4. By directing moral power. This suggestion applies more narrowly to the "message" arts like fiction or films. Though less direct than many of these other steps in promoting specific primary wealth change, there’s no doubt great art can exert devastating moral pressure on social and political obstacles, or directly inspire people to action. An historical example is Uncle Tom’s Cabin; more recent, Missing, Gandhi, or Lynn Littman’s current Testament. This has always been the business of great art; in this nuclear age it is all the more pressing business.

5. By raising human consciousness directly. I hesitate to even include this because it’s so nebulous practically every artist would try to include their work here. What should be included is only artwork so compelling, so overwhelming, and so powerful an example of the beauty and magnificence of the human spirit that it is beyond question the greatest contribution its creator could make to the human condition.

Art such as this, though very rare, is an inspiration to the entire race. In raising the consciousness of every receptive individual and bringing us all to a higher moral plane, it does more than the artist could ever do alone to resolve our earthly problems. My own examples would be inadequate here – we can all look back on our experience and find those seminal works which forever changed our lives. A few individuals, Mozarts and Shakespeares and Da Vincis, are called to this work, and the world is far better for it. Each artist must decide if this is his/her truth. The point of writing this has only been to challenge that conviction with the other realities in which we all live.
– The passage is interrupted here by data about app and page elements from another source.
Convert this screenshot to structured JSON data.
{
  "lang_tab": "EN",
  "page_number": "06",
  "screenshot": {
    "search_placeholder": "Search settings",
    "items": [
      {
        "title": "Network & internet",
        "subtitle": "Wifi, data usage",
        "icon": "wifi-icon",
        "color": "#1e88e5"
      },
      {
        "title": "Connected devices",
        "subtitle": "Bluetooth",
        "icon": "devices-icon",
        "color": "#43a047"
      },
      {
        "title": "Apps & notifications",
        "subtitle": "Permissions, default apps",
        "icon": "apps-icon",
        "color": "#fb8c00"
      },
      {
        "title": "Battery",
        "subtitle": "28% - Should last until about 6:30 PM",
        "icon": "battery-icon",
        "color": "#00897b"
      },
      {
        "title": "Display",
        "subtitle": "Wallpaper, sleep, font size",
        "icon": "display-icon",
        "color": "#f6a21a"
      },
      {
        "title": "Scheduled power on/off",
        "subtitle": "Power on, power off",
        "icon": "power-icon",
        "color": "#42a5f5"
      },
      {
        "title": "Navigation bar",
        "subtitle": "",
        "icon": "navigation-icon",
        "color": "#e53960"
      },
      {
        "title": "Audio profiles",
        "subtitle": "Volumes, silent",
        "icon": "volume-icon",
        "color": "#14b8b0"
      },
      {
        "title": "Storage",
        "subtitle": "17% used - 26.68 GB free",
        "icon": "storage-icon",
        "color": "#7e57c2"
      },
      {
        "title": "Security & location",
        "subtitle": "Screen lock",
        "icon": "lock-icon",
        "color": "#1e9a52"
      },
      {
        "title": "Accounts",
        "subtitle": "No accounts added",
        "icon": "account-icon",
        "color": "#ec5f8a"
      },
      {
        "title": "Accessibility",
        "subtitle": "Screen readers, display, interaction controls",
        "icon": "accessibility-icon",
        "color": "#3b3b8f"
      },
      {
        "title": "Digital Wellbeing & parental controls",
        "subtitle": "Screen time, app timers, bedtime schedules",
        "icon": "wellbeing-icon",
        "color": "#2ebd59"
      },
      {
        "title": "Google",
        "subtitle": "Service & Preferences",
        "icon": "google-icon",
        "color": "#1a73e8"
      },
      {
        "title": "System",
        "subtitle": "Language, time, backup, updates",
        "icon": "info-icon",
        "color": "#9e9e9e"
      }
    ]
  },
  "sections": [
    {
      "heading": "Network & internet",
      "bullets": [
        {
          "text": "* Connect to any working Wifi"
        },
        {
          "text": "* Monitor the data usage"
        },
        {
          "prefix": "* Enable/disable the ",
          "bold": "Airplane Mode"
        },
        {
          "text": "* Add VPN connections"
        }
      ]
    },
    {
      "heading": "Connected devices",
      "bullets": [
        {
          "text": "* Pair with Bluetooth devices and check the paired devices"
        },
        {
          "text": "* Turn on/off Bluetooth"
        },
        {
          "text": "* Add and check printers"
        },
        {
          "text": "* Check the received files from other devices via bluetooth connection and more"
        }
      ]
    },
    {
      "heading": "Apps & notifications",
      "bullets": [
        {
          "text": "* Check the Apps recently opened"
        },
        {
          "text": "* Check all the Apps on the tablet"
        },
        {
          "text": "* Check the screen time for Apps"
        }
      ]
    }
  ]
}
So, you see, art itself it not the problem. Art is beautiful, meaningful, fulfilling, inspiring, and alive – all those things we want the world to be. The problem is relying on art alone to create such a world, or assuming that being artists somehow frees us from the need to deal directly with our own primary wealth production. This only aggravates the underlying structural problems. Recognizing this, and enlarging each of our individual spheres of responsibility to compensate, is how we can start to put the power of art to work for real change.